[Start of Attachment]
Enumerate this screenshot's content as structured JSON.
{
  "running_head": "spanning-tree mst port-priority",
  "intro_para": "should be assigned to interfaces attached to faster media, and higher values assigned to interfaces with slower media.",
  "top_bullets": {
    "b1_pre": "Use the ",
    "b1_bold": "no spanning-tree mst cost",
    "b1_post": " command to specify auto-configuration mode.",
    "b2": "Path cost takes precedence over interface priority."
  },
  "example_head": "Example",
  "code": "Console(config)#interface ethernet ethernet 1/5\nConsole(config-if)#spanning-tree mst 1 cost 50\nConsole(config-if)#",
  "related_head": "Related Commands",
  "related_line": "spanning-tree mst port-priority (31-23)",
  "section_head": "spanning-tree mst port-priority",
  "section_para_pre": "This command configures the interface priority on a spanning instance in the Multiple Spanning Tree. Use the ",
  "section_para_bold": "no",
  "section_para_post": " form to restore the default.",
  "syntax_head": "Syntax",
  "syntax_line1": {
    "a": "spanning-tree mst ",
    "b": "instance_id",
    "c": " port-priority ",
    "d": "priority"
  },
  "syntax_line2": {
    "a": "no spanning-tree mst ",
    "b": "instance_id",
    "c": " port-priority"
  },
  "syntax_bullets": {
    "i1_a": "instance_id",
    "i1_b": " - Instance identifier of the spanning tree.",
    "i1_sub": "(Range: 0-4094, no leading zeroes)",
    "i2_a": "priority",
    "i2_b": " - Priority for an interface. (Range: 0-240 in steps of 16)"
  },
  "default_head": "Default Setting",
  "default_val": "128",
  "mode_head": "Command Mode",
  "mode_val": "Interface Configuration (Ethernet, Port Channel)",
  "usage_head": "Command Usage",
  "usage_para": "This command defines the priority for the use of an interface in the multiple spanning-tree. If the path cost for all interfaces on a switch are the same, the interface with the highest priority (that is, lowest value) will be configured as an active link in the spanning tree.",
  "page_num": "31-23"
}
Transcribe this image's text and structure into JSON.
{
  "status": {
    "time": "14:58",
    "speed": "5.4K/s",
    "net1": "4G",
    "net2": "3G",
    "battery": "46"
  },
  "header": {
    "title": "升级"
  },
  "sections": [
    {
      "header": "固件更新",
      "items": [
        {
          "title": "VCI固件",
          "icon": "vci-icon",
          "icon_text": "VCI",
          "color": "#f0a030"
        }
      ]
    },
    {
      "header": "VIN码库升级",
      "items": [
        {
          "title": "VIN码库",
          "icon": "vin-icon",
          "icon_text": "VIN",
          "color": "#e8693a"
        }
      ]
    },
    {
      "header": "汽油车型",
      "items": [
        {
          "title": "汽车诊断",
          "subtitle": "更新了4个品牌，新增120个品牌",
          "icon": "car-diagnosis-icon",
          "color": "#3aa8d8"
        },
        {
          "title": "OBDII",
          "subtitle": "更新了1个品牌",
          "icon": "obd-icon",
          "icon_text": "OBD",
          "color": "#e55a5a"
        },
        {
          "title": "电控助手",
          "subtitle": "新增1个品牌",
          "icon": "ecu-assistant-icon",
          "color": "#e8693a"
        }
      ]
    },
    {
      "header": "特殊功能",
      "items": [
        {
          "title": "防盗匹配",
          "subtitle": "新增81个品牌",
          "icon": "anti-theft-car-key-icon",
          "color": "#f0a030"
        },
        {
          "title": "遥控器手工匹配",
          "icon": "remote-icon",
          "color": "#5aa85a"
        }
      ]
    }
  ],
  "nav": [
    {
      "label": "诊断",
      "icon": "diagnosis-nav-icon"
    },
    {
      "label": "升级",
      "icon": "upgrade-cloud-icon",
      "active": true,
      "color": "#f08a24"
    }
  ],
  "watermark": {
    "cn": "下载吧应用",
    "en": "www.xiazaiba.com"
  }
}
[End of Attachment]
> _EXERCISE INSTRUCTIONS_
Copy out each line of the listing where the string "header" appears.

> _EXERCISE ANSWER_
  "header": {
      "header": "固件更新",
      "header": "VIN码库升级",
      "header": "汽油车型",
      "header": "特殊功能",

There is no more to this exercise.